TIDE carers network Scotland
Tide means ‘Together in Dementia Every Day’. Tide is a national involvement network for carers and former carers of people with dementia hosted by the Life Story Network CIC. This is a parallel funding initiative with the Big Lottery Fund UK which currently funds the TIDE network in the north of England.
In Scotland, Tide will bring carers together to:
- challenge the perceptions of carers of people with dementia in society
- campaign for better support for carers of people with dementia
- influence government, legislation, policy and practice– at local, regional, national levels – starting at the local level
- speak on behalf of people who can’t speak out for themselves
- provide carers of people with dementia with the tools and confidence to help themselves and others
- educate people, organisations and the public on the important role that carers of people with dementia perform
- connect carers of people with dementia with each other, creating a peer support and involvement network, also retaining support structures after their relative/friend with dementia has passed away
- deliver a carers development programme, designed to be supportive, flexible, enabling and co-ordinated, to give carers practical skills plus emotional and psychological support to enable them to share their experiences constructively
- work initially at the local level, seeking to work with existing organisations and networks
- collaborate with DEEP. TIDE and DEEP have distinct differences but their key aim - collective advocacy - is the same
The Life Story Network (LSN) is a Community Interest Company based in Liverpool that works throughout England. They promote the use of life stories and narrative approaches to help people retain their sense of self and remain connected with their families, friends and communities.
Although this approach can be used with anyone, it is particularly helpful for people living with dementia, whose impairments may make it difficult for those supporting them to get to know them and understand their past lives, current needs and future wishes. Life story work provides a way of reconnecting individuals. It recognises the uniqueness of the person with dementia and their life experiences, which influence not only who they are and how they behave, but also their hopes and wishes for the future.

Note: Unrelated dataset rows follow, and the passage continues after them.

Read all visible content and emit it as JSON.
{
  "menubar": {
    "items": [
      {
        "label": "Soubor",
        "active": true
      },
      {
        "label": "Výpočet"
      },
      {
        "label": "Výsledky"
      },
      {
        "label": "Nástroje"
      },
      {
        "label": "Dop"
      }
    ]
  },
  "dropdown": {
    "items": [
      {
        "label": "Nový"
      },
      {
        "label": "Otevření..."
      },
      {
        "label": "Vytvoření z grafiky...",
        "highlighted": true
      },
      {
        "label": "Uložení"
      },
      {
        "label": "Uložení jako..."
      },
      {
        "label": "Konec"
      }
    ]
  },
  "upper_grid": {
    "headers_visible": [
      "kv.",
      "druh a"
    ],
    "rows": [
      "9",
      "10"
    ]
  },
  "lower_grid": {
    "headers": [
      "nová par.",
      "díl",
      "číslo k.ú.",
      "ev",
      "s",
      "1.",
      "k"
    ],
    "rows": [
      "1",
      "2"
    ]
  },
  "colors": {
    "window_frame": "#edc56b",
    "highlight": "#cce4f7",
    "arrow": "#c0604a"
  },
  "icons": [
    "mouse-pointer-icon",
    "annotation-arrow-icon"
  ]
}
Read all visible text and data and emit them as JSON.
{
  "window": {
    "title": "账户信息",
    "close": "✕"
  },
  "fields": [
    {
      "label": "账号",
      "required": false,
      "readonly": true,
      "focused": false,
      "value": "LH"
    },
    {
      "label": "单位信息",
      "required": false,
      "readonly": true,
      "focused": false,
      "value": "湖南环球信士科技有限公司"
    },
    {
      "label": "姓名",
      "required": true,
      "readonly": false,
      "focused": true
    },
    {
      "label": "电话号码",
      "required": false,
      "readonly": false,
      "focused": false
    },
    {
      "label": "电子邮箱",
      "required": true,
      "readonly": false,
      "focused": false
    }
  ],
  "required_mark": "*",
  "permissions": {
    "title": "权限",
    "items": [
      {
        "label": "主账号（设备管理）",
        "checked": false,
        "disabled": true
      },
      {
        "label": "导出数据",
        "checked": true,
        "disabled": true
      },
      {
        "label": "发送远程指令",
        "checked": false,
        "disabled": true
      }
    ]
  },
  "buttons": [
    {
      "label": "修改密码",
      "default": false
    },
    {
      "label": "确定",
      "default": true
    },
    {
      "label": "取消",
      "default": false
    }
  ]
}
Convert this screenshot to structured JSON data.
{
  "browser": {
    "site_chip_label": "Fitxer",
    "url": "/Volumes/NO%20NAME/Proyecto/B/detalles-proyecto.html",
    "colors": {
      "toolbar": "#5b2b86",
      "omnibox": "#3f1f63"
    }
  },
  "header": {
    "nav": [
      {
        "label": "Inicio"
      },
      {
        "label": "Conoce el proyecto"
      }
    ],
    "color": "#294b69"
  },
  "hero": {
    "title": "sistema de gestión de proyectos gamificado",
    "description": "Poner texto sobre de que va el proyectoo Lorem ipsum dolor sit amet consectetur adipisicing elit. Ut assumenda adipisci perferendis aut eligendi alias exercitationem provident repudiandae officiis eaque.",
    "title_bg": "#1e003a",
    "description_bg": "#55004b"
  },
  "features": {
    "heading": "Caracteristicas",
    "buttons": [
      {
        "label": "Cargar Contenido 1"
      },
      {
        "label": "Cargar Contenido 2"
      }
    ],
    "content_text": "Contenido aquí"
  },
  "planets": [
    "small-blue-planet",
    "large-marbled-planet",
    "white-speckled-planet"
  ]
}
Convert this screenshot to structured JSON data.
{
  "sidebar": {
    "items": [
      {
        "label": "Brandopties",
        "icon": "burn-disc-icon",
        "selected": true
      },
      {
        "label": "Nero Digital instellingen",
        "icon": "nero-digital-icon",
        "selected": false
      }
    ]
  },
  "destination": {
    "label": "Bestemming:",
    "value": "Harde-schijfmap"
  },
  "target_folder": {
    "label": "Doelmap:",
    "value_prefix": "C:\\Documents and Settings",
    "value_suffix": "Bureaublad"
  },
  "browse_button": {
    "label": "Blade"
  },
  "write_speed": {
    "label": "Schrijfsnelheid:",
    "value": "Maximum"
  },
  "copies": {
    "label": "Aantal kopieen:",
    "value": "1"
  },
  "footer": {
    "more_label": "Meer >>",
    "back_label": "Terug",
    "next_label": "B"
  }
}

This helps to preserve their unique identity and enable their dignity and rights to be recognised and respected. It recognises that in order to improve the lives of those living with dementia, it is also vital to support those providing their care.
Each of the Directors of LSN has been a carer of a family member or friend with dementia. This common experience has brought them together to establish a community interest company for the benefit of vulnerable people, especially those living with dementia and their carers.
It is through their unique experiences that they have been involved at all levels of policy and research in England to represent and lobby for better care and support for carers and those living with dementia.
There are around 670,000 unpaid carers of people with dementia in the UK, saving the economy an estimated £11.6 billion per year. This equates to 44% of the total cost of dementia care.
Three out of five of us will become carers at some stage in our lives and 1 in 10 of us is already fulfilling some sort of caring role.
Many carers of family or friends with dementia feel they receive insufficient support from health and social care services, leaving them feeling isolated, burnt-out and unable to look after their own well-being. It is therefore unsurprising that two thirds of carers report having suffered from depression as a result of caring.
It is vital that carers themselves are given the opportunity to speak up for themselves and come together to raise their profile, voice their needs and influence better quality of care and support at all levels.
For this reason, the Life Changes Trust decided to fund a TIDE network in Scotland.
From the work already undertaken in England, LSN have gained a high degree of credibility and respect and receive regular requests for participation on key committees and fora at local, regional and national levels.
This new network will bring together carers of people with dementia, not only to build their own peer support systems, but also to give them the tools and confidence to voice their needs and influence policy and practice that will improve their experiences as unpaid carers as well as the services available to those they care for.
In March 2018, TIDE published a new guide called 'Knowing Me!', which offers practical guidance on person centered care for those living with dementia, depression and delirium.
The objectives of Knowing Me! are to raise awareness and understanding of the 3D’s, drive improvements in the standards of care, and improve the outcomes that can be achieved for those affected by the 3D’s. Knowing Me! is not however a stand alone resource aimed at a particular staff group or a particular care environment but should be seen as a complimentary resource to raise the awareness and understanding of the 3Ds. Knowing Me! builds on the values and principles of person centered care and support to improve the quality of life and provides useful and practical ways improvements can be made to really make a difference. Knowing Me! is hosted by the Life Story Network, and can be downloaded on their website.
Life Story Network's mission is to transform society by using the power of life stories to unlock people's potential and improve their wellbeing.
Download here: http://www.lifestorynetwork.org.uk/knowing-me/
Outcomes we'd like to see
- recognition of the value of carers of people with dementia in society
- better support for carers of people with dementia
- government, legislation, policy and practice take cognisance of what carers of people with dementia tell them and shape policy and practice accordingly – at local, regional and national levels – starting at the local level
- carers of people with dementia have the tools and confidence to help themselves and others
- carers of people with dementia are connected with each other, creating a peer support and involvement network